Problem: Where a line of the records holds the string "screenshot", copy that line.

Input:

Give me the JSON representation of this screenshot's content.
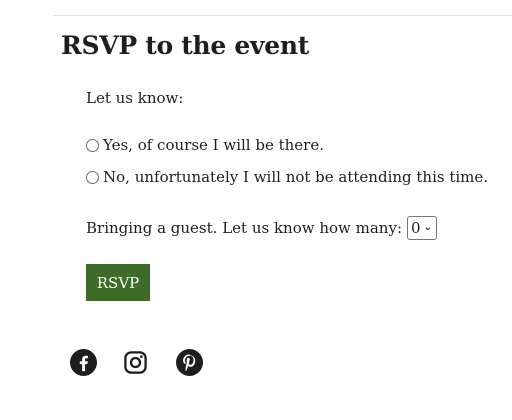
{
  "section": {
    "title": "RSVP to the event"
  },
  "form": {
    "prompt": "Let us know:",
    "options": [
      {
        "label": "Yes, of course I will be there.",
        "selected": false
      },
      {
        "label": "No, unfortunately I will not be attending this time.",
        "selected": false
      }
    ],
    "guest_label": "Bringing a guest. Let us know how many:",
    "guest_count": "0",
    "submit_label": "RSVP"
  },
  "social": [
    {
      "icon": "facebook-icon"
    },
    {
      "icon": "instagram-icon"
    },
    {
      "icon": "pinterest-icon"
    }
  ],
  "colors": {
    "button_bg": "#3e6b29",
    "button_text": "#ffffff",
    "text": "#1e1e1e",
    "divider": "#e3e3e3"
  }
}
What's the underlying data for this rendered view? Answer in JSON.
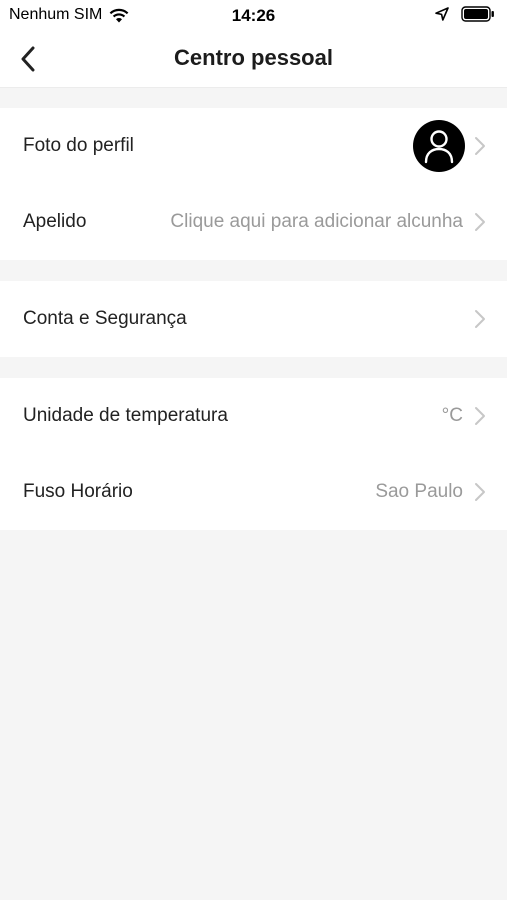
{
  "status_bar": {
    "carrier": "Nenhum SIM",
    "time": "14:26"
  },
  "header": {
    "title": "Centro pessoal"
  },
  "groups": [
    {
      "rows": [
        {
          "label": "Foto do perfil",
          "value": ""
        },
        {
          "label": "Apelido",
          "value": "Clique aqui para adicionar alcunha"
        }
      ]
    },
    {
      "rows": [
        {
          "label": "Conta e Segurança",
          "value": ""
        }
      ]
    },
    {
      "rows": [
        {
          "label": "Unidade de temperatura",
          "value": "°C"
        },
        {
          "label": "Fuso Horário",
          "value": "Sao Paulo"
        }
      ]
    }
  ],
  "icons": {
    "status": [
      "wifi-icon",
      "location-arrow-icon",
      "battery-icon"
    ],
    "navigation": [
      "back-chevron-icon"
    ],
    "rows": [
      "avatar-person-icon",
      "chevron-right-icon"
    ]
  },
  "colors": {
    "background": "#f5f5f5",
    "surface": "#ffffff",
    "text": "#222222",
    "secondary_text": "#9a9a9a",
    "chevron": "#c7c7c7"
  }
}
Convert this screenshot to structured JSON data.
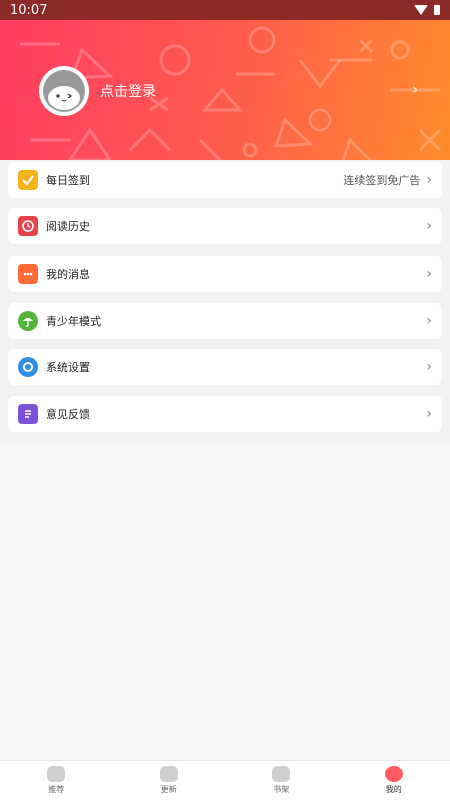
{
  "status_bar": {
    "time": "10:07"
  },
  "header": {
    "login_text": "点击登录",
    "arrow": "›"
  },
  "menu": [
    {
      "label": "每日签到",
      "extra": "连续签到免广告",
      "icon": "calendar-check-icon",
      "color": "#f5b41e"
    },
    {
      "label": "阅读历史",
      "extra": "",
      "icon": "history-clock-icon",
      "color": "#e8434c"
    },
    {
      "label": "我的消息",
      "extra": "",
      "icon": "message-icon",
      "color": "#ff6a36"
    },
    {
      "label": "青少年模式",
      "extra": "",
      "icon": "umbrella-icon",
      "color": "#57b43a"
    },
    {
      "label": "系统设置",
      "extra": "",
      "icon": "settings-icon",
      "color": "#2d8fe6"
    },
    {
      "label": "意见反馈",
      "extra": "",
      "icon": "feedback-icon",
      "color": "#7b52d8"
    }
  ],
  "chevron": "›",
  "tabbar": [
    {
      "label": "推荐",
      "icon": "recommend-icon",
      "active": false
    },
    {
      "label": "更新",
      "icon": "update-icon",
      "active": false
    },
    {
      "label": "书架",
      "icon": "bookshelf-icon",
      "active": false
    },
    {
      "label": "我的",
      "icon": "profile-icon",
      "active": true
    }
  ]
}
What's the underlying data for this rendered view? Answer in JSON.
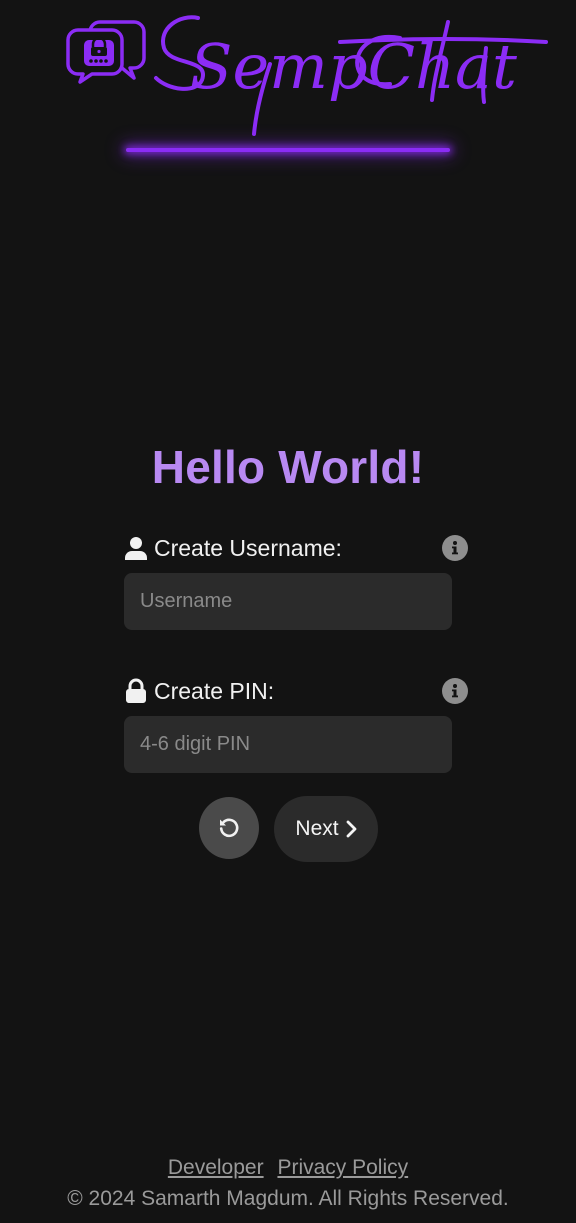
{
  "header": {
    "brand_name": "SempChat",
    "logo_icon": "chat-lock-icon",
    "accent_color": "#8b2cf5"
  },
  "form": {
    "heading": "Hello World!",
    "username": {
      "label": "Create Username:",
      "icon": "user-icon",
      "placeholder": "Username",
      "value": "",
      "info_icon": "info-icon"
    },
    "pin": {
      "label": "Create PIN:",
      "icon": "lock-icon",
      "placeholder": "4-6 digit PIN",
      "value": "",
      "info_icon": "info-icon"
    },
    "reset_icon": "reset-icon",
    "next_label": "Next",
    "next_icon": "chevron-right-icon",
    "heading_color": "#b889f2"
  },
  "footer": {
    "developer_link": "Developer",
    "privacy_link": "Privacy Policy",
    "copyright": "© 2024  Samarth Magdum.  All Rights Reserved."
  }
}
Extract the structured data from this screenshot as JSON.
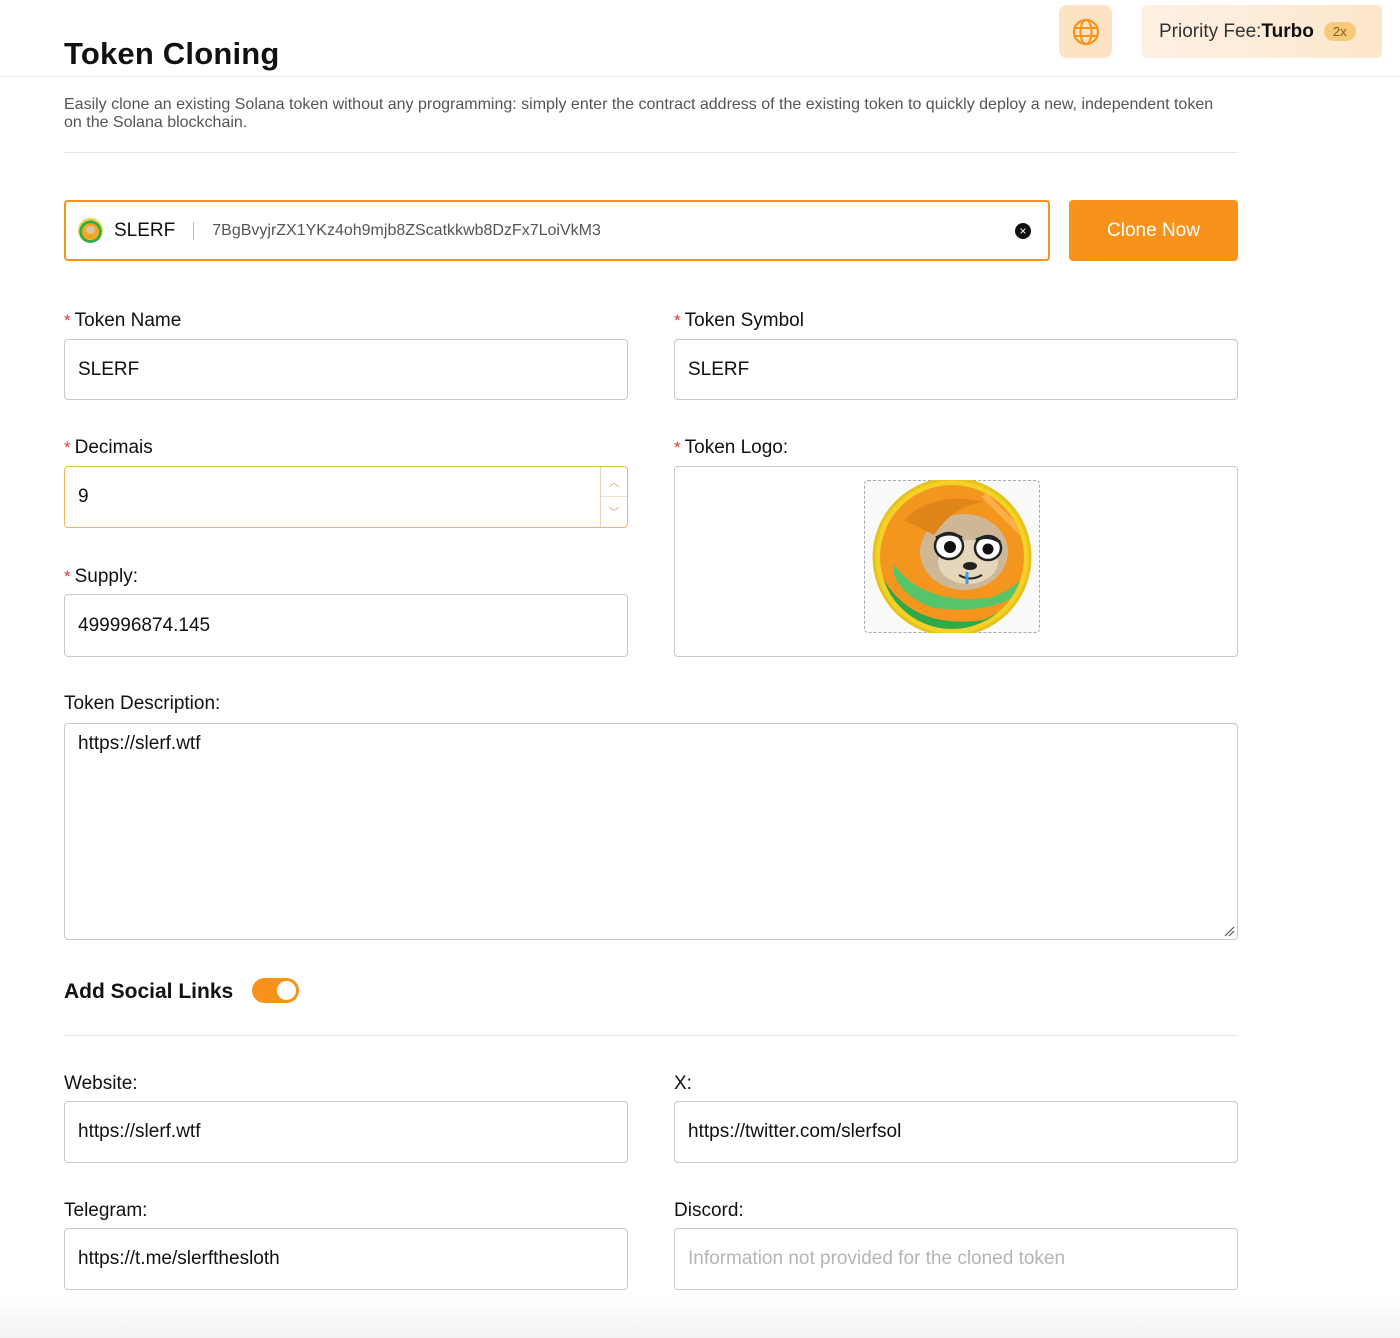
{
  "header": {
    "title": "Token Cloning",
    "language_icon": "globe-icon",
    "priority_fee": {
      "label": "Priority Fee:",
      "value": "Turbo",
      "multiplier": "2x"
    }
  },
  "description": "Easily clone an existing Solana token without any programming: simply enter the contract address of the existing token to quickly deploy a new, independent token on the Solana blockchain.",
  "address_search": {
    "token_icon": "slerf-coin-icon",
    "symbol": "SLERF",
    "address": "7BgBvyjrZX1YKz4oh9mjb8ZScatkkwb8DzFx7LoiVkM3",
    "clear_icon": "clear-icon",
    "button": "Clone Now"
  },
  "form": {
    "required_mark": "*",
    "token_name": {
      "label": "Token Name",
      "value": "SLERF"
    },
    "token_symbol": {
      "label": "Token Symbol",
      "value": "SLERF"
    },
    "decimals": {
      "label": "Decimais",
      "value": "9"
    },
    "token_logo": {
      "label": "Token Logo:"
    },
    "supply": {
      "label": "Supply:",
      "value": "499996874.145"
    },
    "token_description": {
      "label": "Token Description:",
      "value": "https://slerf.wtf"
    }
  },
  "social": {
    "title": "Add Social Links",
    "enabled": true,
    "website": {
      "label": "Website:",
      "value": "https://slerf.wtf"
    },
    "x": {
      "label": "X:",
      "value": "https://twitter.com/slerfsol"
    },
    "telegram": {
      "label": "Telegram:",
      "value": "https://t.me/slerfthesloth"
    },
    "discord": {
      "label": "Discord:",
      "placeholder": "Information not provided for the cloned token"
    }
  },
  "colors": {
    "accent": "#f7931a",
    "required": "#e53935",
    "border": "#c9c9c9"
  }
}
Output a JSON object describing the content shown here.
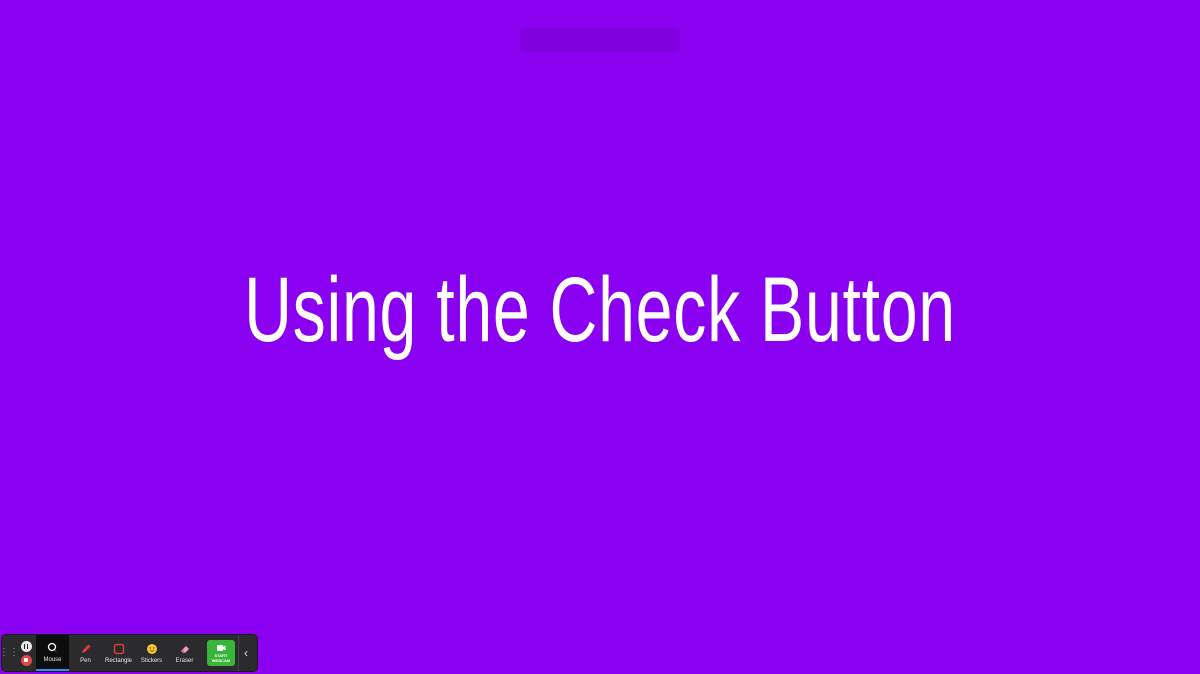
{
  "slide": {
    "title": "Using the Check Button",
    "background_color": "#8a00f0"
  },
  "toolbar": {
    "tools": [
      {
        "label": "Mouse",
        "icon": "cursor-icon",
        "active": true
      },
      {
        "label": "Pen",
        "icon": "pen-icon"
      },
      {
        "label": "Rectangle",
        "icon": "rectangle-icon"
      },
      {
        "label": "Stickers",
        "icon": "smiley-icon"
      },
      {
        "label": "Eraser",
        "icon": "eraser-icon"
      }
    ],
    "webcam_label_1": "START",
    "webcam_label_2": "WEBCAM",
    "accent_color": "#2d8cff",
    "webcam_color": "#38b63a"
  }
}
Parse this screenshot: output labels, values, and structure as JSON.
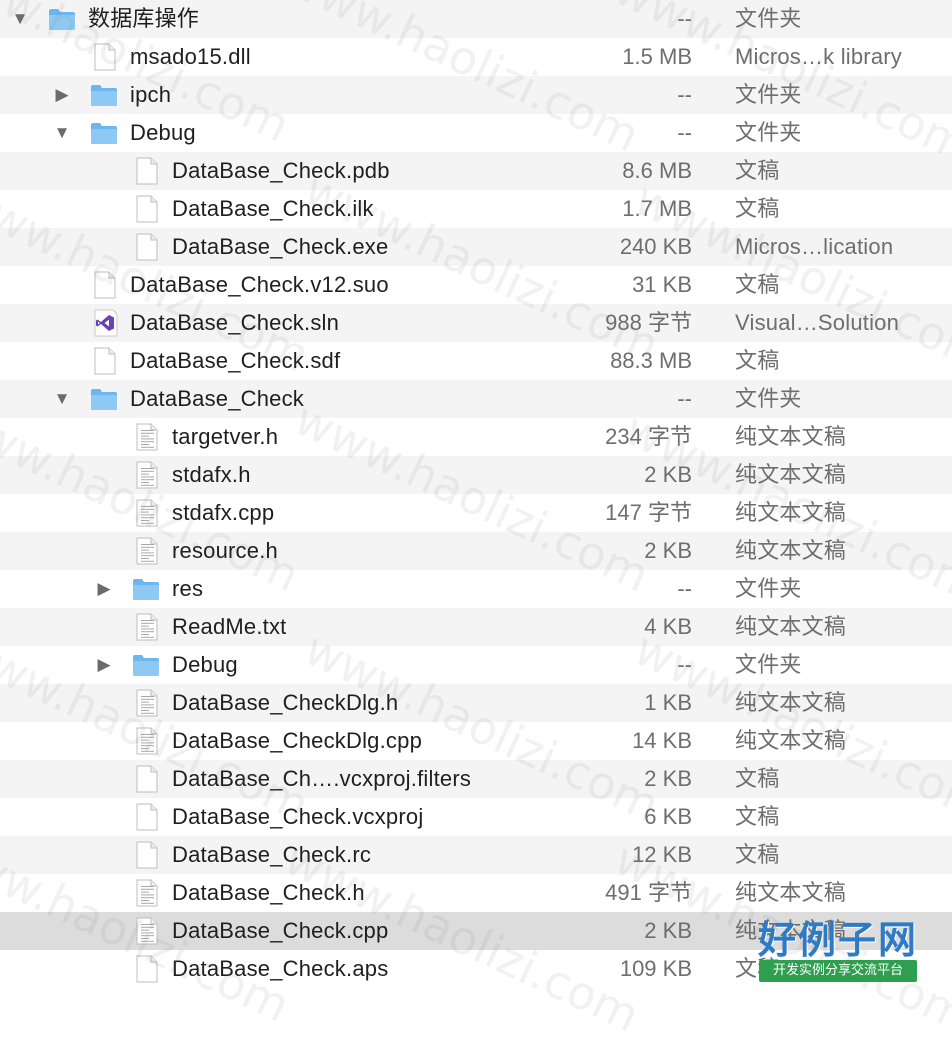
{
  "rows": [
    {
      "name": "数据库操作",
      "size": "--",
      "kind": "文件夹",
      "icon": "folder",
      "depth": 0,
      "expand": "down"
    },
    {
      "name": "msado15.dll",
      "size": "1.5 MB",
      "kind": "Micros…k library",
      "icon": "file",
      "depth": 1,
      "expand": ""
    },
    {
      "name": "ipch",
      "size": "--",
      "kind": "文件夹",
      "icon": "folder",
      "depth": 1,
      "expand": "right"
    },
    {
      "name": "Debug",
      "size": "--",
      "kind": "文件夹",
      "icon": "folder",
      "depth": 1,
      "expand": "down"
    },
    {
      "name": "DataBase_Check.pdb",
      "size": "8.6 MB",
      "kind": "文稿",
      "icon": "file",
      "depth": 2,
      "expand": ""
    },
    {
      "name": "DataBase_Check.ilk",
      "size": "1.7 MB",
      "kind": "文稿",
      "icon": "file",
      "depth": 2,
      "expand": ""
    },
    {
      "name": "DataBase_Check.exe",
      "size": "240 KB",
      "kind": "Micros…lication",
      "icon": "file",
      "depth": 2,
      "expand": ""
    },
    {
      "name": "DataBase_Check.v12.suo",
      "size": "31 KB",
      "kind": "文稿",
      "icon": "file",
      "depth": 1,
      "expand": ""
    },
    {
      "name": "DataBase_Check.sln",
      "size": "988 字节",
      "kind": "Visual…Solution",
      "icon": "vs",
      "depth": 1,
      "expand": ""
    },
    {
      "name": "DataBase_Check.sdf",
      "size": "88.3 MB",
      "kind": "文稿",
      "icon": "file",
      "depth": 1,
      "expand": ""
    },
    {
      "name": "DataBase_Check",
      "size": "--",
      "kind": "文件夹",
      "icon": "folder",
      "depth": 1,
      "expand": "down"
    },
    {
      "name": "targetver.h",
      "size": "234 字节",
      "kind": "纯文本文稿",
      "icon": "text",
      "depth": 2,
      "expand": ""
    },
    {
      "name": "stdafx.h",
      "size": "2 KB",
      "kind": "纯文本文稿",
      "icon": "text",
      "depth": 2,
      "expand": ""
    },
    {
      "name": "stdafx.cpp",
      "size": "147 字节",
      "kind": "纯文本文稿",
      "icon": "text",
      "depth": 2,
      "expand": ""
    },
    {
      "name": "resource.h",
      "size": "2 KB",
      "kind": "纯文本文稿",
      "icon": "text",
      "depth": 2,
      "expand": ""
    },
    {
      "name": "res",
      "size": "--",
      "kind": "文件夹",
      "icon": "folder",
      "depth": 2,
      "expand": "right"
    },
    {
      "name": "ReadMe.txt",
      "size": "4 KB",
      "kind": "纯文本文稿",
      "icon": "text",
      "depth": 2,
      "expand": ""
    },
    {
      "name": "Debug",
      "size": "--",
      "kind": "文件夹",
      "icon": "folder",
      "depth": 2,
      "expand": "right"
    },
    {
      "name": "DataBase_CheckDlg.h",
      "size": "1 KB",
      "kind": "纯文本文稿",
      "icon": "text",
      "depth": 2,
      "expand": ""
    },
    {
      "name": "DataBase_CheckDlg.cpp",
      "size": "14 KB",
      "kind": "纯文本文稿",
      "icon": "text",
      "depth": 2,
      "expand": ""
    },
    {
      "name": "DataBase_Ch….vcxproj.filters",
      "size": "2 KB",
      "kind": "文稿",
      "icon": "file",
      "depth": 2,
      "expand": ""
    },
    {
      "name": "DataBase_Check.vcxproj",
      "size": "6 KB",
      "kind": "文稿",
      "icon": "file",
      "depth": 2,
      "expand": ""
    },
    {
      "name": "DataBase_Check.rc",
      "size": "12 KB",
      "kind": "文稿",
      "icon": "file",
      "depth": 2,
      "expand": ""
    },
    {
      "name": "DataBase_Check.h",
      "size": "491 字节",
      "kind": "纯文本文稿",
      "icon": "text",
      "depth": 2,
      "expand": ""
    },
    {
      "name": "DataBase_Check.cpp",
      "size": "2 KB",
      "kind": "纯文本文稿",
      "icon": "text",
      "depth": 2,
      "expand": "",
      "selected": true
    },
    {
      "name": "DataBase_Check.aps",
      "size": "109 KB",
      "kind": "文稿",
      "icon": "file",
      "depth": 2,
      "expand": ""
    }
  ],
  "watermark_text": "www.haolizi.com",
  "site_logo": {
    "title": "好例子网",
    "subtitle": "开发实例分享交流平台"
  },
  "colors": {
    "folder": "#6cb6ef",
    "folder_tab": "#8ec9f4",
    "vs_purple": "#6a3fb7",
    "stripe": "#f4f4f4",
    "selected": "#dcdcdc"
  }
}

Your response:
Give me the JSON representation of this screenshot's content.
Convert this screenshot to structured JSON data.
Extract the structured data from this screenshot as JSON.
Parse this screenshot: output labels, values, and structure as JSON.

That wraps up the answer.